The quickness with which the results were published was evidence once again of the progress achieved by the Registry in this aspect of the process. A little less than an hour after the closing of the tables, 95% of the votes had been processed and publicized. As in the previous election, the Mission wishes to congratulate the National Registry for the promptness with which the preliminary results were submitted.

As in May 30, the publication of the results was conducted from a center in Medellín, especially dedicated to this task. This made it possible to significantly decrease the publication time of the electoral information via Internet.


1. Improve the conditions of the polling stations

It has been noted that many of the polling stations do not meet minimum requirements for elections to be conducted adequately: lack of convenience in the exercise of the vote, guarantees to ensure a secret and therefore free ballot, convenient space for the work of the juries throughout the day, and for the counting that in many places was conducted under precarious conditions. It is up to the electoral authorities to seek the most convenient spaces, always favoring educational centers or buildings with classrooms and/or covered rooms to reduce the use of open-air spaces, even where carps are used. The wind and rain in many places during the second round of presidential voting placed in evidence the complications that arise from working in open spaces.

Furthermore, it is recommended that the census conducted in the polling stations include not only the ID number of the voters but also their name in order to ease the search.

2. Submit copies of the ballots to the party witnesses

The current system does not provide for the party witnesses to keep a copy of the counting ballots. Given the great diversity of the competition in the March elections, there were reasons to prevent every organization from receiving a copy. However, it is important for the transparency of the process and for improved control by the stakeholders to find a mechanism that allows them to have access to an official copy of this key electoral document. On the other hand, this is made easier during presidential elections when the number of competitors decreases.

3. Relaying of Preliminary Electoral Results (TREP)

It was noted about this process that the relaying of data via telephone does not generate the assurances required from a procedure of this nature. The use of this methodology does not guarantee an efficient system of authentication, verification and auditing. Furthermore, it would be necessary for quick counting to provide a copy of the ballot instead of asking that juries fill out another document.

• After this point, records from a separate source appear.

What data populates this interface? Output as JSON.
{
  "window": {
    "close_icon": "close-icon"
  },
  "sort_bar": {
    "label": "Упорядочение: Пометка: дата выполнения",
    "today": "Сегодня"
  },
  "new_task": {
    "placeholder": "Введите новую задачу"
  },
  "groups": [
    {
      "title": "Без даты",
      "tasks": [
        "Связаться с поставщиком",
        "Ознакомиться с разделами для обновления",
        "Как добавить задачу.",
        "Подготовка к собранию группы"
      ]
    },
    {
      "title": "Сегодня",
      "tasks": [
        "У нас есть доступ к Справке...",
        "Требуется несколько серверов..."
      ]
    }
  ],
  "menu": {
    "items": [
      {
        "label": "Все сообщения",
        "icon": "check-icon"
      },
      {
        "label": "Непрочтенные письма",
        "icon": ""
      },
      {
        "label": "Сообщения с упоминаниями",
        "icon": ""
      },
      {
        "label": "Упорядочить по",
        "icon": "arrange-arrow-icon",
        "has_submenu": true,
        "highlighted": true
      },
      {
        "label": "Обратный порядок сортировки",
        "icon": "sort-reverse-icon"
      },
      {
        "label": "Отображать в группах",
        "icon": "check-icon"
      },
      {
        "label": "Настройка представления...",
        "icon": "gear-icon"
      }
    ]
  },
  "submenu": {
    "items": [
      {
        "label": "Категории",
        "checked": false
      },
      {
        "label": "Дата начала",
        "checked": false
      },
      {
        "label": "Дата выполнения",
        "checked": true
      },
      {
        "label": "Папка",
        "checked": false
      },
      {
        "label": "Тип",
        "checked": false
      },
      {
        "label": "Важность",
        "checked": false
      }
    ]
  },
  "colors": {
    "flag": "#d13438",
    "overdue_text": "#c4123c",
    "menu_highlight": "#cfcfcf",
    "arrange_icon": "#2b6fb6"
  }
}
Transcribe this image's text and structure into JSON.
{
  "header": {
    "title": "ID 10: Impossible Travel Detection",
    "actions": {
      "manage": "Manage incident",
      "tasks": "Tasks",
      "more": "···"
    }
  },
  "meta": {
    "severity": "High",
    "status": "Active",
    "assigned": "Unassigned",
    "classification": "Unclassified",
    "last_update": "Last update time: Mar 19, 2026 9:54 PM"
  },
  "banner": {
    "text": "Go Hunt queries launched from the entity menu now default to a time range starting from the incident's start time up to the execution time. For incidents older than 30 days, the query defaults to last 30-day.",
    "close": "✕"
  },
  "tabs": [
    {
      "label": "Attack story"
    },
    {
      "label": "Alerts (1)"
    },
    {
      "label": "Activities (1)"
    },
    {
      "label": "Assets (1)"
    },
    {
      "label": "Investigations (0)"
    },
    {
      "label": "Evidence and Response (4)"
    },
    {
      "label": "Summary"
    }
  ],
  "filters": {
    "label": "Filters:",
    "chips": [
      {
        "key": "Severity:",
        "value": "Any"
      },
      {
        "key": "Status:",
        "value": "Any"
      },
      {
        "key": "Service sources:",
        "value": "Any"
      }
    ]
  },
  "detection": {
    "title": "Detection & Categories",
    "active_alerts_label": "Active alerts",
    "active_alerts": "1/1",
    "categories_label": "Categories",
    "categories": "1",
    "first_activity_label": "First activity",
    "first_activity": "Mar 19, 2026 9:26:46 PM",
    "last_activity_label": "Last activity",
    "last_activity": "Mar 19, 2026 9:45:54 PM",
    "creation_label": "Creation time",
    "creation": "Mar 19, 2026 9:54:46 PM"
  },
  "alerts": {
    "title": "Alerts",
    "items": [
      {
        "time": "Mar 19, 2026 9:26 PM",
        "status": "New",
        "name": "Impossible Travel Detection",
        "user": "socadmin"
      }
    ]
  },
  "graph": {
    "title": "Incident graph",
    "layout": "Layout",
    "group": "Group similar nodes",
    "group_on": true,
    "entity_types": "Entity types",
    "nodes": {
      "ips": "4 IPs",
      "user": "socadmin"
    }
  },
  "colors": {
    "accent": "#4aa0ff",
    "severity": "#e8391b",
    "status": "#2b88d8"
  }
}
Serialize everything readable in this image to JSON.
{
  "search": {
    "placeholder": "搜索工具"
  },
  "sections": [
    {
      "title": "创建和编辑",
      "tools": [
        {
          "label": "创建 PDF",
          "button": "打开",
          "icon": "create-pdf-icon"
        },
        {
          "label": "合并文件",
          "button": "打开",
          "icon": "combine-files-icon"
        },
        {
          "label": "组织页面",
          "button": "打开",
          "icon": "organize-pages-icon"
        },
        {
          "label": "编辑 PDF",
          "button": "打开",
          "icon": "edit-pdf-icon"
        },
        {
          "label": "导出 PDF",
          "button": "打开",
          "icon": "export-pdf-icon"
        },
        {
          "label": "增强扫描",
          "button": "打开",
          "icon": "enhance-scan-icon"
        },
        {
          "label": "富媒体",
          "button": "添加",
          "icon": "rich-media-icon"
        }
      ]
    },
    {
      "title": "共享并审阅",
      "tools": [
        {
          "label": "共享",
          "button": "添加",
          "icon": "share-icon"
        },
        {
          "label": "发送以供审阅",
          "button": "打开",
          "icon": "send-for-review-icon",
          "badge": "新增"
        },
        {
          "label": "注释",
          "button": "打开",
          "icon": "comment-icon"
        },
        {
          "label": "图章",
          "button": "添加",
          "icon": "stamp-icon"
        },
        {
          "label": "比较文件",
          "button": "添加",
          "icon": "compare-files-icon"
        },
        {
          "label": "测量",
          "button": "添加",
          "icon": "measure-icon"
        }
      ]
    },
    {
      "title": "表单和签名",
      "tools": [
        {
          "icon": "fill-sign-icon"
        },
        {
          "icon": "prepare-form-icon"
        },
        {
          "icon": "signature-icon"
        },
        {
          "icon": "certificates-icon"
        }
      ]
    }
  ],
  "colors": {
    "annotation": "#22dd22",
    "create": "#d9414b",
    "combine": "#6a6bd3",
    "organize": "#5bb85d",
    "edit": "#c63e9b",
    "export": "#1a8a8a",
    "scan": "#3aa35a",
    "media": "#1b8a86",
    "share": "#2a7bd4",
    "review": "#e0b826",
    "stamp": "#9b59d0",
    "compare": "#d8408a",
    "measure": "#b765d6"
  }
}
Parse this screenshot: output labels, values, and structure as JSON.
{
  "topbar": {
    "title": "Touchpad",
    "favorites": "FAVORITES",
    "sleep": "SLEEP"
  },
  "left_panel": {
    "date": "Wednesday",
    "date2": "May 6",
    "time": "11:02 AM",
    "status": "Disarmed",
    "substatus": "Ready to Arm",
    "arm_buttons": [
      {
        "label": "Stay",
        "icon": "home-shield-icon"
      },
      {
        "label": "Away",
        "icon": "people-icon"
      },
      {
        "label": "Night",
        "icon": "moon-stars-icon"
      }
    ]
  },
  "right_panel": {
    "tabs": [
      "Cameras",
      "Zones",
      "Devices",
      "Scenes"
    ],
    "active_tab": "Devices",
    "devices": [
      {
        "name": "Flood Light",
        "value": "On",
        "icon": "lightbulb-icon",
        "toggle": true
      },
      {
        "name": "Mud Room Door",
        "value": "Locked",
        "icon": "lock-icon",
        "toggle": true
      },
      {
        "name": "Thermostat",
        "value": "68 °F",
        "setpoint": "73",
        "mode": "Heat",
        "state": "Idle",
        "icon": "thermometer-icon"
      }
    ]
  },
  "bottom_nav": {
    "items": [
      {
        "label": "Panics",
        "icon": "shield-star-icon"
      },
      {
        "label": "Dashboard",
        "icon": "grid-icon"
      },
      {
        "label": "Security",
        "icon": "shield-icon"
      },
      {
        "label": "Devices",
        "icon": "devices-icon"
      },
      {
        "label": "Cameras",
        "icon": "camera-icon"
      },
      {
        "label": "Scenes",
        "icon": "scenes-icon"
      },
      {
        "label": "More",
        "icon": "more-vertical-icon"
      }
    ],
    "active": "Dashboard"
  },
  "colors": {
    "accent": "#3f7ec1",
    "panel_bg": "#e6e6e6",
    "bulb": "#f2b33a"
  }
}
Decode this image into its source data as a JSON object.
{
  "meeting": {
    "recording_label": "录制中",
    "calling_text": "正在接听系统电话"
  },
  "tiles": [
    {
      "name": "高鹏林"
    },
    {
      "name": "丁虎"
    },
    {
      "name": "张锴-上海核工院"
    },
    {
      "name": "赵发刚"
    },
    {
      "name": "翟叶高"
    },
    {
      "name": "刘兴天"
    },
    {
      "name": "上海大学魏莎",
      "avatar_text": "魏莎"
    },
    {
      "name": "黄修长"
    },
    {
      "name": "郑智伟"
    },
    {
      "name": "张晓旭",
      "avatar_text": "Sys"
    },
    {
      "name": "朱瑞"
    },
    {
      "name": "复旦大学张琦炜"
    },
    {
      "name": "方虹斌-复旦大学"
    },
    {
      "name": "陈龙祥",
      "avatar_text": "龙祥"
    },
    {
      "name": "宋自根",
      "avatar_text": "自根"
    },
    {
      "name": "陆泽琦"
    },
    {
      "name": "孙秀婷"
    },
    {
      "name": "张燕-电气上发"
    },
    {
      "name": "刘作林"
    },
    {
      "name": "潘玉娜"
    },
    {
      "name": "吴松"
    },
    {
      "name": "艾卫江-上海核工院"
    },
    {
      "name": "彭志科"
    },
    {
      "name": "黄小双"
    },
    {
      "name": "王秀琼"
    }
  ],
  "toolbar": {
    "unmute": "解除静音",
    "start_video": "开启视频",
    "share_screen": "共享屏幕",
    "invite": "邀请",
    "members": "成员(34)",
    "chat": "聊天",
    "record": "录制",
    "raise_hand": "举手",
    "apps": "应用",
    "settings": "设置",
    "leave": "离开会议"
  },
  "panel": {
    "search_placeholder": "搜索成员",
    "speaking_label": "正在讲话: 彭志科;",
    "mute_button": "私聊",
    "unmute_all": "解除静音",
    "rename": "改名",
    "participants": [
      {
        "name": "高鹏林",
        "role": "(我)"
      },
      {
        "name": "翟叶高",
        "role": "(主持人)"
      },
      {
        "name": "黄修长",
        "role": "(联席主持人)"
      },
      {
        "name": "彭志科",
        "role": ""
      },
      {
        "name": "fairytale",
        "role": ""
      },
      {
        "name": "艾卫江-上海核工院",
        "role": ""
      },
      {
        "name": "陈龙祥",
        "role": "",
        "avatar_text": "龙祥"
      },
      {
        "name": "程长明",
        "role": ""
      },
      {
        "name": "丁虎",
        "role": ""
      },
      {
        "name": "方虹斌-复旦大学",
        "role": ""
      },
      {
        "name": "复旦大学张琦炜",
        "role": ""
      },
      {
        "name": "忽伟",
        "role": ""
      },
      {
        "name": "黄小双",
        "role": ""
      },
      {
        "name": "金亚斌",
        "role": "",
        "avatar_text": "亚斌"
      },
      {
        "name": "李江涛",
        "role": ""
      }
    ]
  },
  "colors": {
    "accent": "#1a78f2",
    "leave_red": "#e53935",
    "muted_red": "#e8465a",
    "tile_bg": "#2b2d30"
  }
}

Under the current standards, information that should be identical isn’t always so, and can be a source of errors and confusion, more drastic in cases where the results of the contest are close.

The Mission recommends an analysis of the deficiencies in order to improve the relaying and processing of results in the next elections. A good example of this would be the application of a method that would reduce the use of telephones and implement a system via Internet. This would decrease the risk of errors and distortions.

4. Electoral census

The Mission also has noted that the electoral census is out of date. An example of this is the presence of ID cards of deceased persons. Furthermore, incorrect information has been received on demographic data. Given that these are constantly changing, it is necessary to continuously update and clean up the electoral lists. In this way, transparency and reliability in the lists may be guaranteed. In this sense, the Mission considers the task of auditing, cleaning up and updating the census of an urgent nature.

In the long term, the electoral census should be put together through a system of biometric registry applied to all citizens. This registry should contain data pertaining to the identity of each citizen as well as fingerprints, digital photographs and other information deemed necessary.

In the following weeks, the Mission will present a report to the OAS Permanent Council with the results of its work of observation and with the goal of expanding on the medium- and long-term recommendations made about the electoral process. The final report of this Mission will be published in the months ahead.

For more information, please visit the OAS Website at

Reference: E-249/10